June 16, 2022


Columbus Public Health is investigating a Local Case of Measles

A Child Who Recently Traveled has Tested Positive for Measles

Columbus Public Heath is currently investigating a confirmed case of measles in a 17 month old female resident in Columbus Public Health's jurisdiction. The case had recent international travel and is unvaccinated. The child was not infectious during travel.

Columbus Public Health is currently conducting contact tracing. Early investigative results show that there is no risk to the general public at this time. The child and her family are currently isolating at home.

About Measles:

Measles is a highly contagious and potentially severe disease that causes fever, rash, cough, and red, watery eyes. It mainly spreads through the air after a person with measles coughs or sneezes.

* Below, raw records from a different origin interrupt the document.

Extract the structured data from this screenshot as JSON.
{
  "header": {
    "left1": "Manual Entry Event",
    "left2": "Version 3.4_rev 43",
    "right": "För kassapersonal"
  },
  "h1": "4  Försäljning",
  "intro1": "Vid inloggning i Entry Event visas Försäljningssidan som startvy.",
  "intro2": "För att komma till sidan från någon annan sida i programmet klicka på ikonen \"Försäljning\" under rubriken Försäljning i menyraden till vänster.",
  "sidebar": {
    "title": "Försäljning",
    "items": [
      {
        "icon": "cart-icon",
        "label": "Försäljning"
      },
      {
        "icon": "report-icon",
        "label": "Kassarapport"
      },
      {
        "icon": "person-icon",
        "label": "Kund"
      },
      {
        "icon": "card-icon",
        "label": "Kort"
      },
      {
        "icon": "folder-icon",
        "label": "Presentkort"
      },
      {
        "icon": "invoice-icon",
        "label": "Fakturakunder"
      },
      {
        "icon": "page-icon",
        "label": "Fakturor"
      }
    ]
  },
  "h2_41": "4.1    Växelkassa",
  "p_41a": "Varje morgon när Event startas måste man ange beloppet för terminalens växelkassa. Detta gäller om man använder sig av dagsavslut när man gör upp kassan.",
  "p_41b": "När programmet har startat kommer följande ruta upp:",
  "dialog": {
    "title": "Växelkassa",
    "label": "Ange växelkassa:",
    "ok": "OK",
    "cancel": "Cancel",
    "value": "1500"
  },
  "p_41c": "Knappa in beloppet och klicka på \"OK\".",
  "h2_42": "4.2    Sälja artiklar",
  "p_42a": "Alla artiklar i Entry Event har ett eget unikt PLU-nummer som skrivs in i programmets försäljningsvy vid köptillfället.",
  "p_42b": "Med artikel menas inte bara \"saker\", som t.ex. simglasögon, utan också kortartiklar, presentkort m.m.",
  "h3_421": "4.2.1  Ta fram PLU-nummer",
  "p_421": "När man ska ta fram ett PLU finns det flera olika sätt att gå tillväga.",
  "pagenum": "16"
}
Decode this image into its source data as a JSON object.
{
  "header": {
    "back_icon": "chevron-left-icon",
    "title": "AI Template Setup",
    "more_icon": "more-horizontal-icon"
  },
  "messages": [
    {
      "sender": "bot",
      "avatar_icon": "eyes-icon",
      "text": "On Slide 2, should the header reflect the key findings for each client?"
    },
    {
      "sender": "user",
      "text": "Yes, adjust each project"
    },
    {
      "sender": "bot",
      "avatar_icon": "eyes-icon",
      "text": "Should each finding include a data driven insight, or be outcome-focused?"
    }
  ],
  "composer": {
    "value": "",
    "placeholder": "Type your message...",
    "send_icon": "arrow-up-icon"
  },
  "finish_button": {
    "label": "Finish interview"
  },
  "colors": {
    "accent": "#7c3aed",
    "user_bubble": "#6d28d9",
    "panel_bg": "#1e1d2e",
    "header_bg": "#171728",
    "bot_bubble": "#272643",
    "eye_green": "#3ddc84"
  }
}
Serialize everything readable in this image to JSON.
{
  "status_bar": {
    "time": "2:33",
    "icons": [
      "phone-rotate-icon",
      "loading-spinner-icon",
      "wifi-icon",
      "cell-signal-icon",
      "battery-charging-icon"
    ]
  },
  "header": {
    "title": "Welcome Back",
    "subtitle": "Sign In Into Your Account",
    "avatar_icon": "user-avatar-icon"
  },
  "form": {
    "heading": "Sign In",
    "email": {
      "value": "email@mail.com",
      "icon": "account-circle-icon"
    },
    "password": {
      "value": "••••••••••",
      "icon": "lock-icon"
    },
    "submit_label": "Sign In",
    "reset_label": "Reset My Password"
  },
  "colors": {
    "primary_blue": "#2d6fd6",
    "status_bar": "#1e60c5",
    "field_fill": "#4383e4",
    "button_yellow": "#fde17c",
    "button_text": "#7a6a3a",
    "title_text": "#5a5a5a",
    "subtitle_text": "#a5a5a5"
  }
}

Measles symptoms begin seven to 21 days after exposure. Measles is contagious from approximately four days before the rash appears through four days after the rash appears. People can spread measles before they have the measles rash.

Measles complications can include ear infections, diarrhea, pneumonia, and rarely, encephalitis (brain inflammation).

About the Measles, Mumps, and Rubella (MMR) Vaccine:

Anyone who has never received Measles, Mumps, and Rubella (MMR) vaccine is at high risk of measles and should be vaccinated. The MMR vaccine is safe and highly effective at preventing measles. One dose of MMR vaccine is 93% effective and two doses are 97% effective at preventing measles. MMR is widely available at healthcare providers and Columbus Public Health.

What Columbus Public Health is Doing:

Columbus Public Health is working with the Ohio Department of Health and other partners to protect health by conducting contact tracing, providing education and MMR vaccines to those at risk of infection. Columbus Public Health also is preventing the spread of measles by conducting 24/7 surveillance, and tracking, interviewing and investigating cases to prevent the spread of disease in our community. 

For more information on measles, visit